brain tumours, Common drugs, diabetes, chronic wounds, magnetism, intestinal tumours, molecular scissors, disease, genetic, immune cells, drug development, Diabetes, Antibiotic, hydrogen generation, chronic obstructive pulmonary disease, malaria, photosynthesis, kidney failure, Brain tumours, mental health, blood cancer, cancer, dementia, cancer treatment, antibiotic resistance, blood vessel leakage, quantum simulations, atrial fibrillation, batteries, goiter treatment, terahertz radiation, organic materials , Guild of European Research Intensive Universities, gene copies, social anxiety, blue light screens, ‘Our hope is that these findings will make it possible to discover a way to selectively inhibit the TGF-beta signals that stimulate tumour development without knocking out the signals that inhibit tumour development, and that this can eventually be used in the fight against cancer,’ says Eleftheria Vasilaki, postdoctoral researcher at Ludwig Institute for Cancer Research at Uppsala University and lead author of the study. TGF-beta regulates cell growth and specialisation, in particular during foetal development. In the context of tumour development, TGF-beta has a complicated role. Initially, it inhibits tumour formation because it inhibits cell division and stimulates cell death. At a late stage of tumour development, however, TGF-beta stimulates proliferation and metastasis of tumour cells and thereby accelerates tumour formation. TGF-beta’s signalling mechanisms and role in tumour development have been studied at the Ludwig Institute for Cancer Research at Uppsala University for the past 30 years. Recent discoveries at the Institute, now published in the current study in Science Signaling, explain part of the mechanism by which TGF-beta switches from suppressing to enhancing tumour development. Uppsala researchers, in collaboration with a Japanese research team, discovered that TGF-beta along with the oncoprotein Ras, which is often activated in tumours, affects members of the p53 family. The p53 protein plays a key role in regulating tumour development and is often altered – mutated – in tumours. TGF-beta and Ras suppress the effect of mutated p53, thereby enhancing the effect of another member of the p53 family, namely delta-Np63, which in turn stimulates tumour development and metastasis.
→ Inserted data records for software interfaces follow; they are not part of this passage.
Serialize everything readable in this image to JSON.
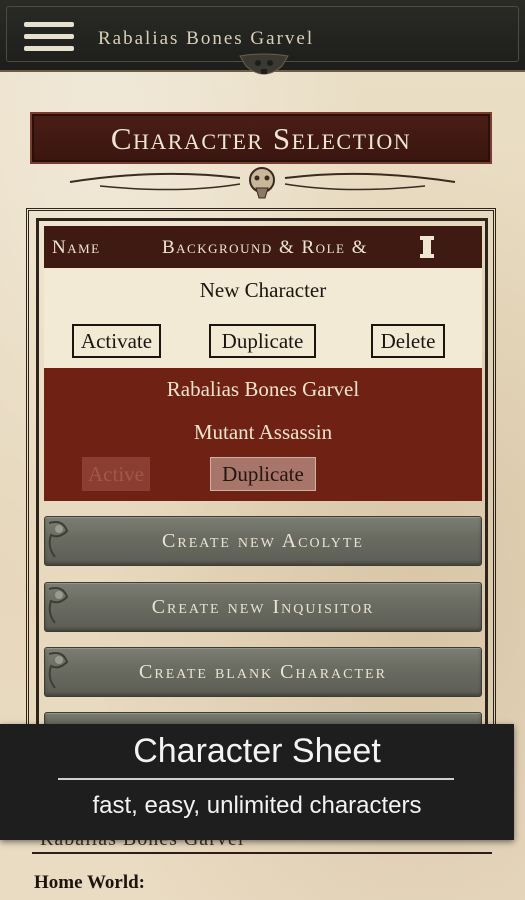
{
  "topbar": {
    "title": "Rabalias Bones Garvel"
  },
  "banner": {
    "title": "Character Selection"
  },
  "table": {
    "headers": {
      "name": "Name",
      "background_role": "Background & Role &"
    },
    "rows": [
      {
        "name": "New Character",
        "buttons": [
          "Activate",
          "Duplicate",
          "Delete"
        ]
      },
      {
        "name": "Rabalias Bones Garvel",
        "role": "Mutant Assassin",
        "buttons": [
          "Active",
          "Duplicate"
        ]
      }
    ]
  },
  "actions": [
    "Create new Acolyte",
    "Create new Inquisitor",
    "Create blank Character"
  ],
  "overlay": {
    "title": "Character Sheet",
    "subtitle": "fast, easy, unlimited characters"
  },
  "background_sheet": {
    "name": "Rabalias Bones Garvel",
    "home_world_label": "Home World:"
  },
  "colors": {
    "header_dark": "#3e1a13",
    "active_row": "#6f2114",
    "parchment": "#eadfc6",
    "stone": "#6b6c62"
  }
}
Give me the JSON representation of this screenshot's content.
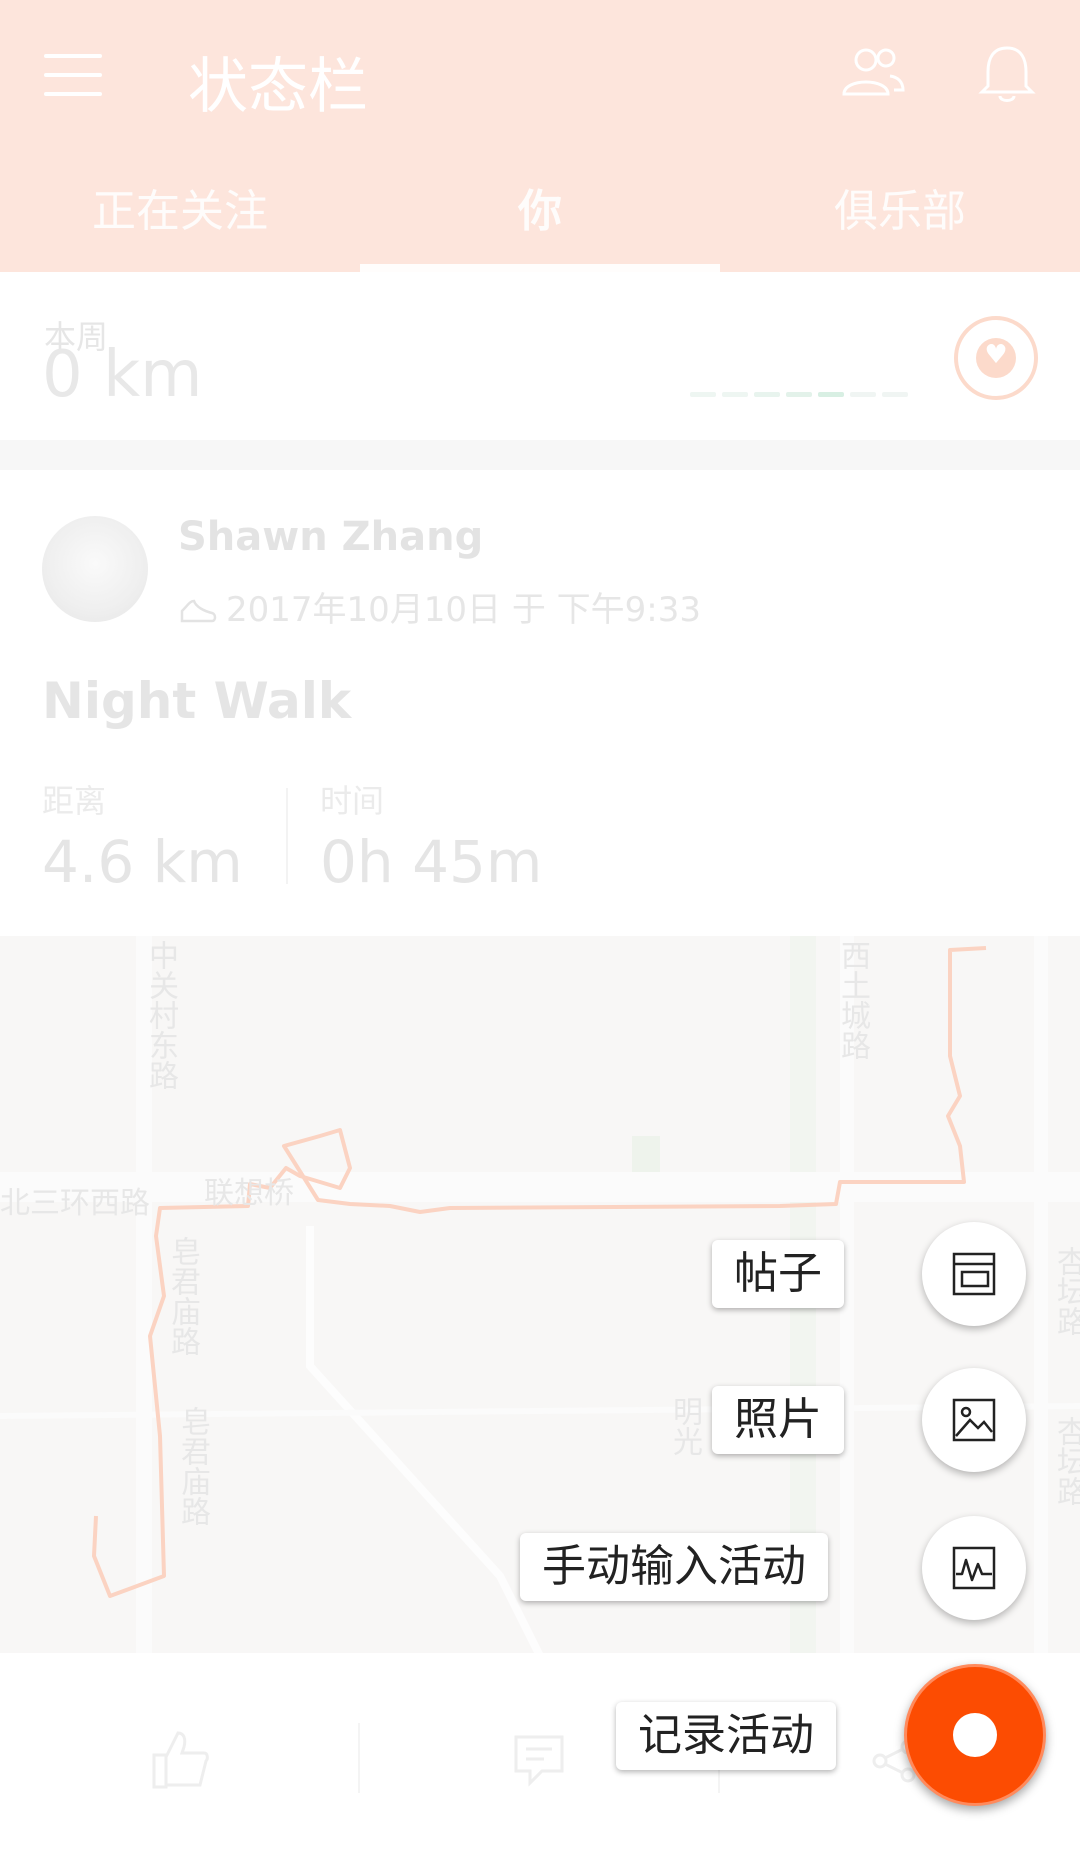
{
  "app": {
    "status_title": "状态栏",
    "accent_color": "#fc4c02"
  },
  "header": {
    "icons": [
      "menu-icon",
      "people-icon",
      "bell-icon"
    ],
    "tabs": [
      {
        "label": "正在关注",
        "active": false
      },
      {
        "label": "你",
        "active": true
      },
      {
        "label": "俱乐部",
        "active": false
      }
    ]
  },
  "week_summary": {
    "label": "本周",
    "distance": "0 km",
    "badge_icon": "shield-heart-icon"
  },
  "activity": {
    "athlete": "Shawn Zhang",
    "sport_icon": "shoe-icon",
    "datetime": "2017年10月10日 于 下午9:33",
    "title": "Night Walk",
    "stats": [
      {
        "label": "距离",
        "value": "4.6 km"
      },
      {
        "label": "时间",
        "value": "0h 45m"
      }
    ],
    "map_labels": [
      "中关村东路",
      "西土城路",
      "北三环西路",
      "联想桥",
      "皂君庙路",
      "皂君庙路",
      "明光",
      "杏坛路",
      "杏坛路"
    ]
  },
  "actions": {
    "icons": [
      "kudos-icon",
      "comment-icon",
      "share-icon"
    ]
  },
  "fab_menu": {
    "items": [
      {
        "label": "帖子",
        "icon": "post-icon"
      },
      {
        "label": "照片",
        "icon": "photo-icon"
      },
      {
        "label": "手动输入活动",
        "icon": "manual-activity-icon"
      },
      {
        "label": "记录活动",
        "icon": "record-icon"
      }
    ]
  }
}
New Method Shortcut in Drug Development

“Finding out how a therapeutic drug affects the body means having to consider many different factors that can influence the cells’ internal environment. Our...
cancer

Mistaken Antibodies May Have Led Cancer Research down a 20-year Dead...

The study questions whether reliance on insufficiently-validated antibodies has led science down a dead-end path since the discovery of estrogen receptor beta (ESR2) in...
spider silk

Strongest Artificial Spider Silk Synthesized with Cellulose from Wood

Published in American Chemical Society Nano by researchers from KTH Royal Institute of Technology in Stockholm, the technique brings together the structural and mechanical performance...
flu

New Flu Test Easy as Breathing, with Faster Results

A method for diagnosing flu virus from breath samples could soon replace invasive nasal swabs and deliver better results faster. There’s a short window for...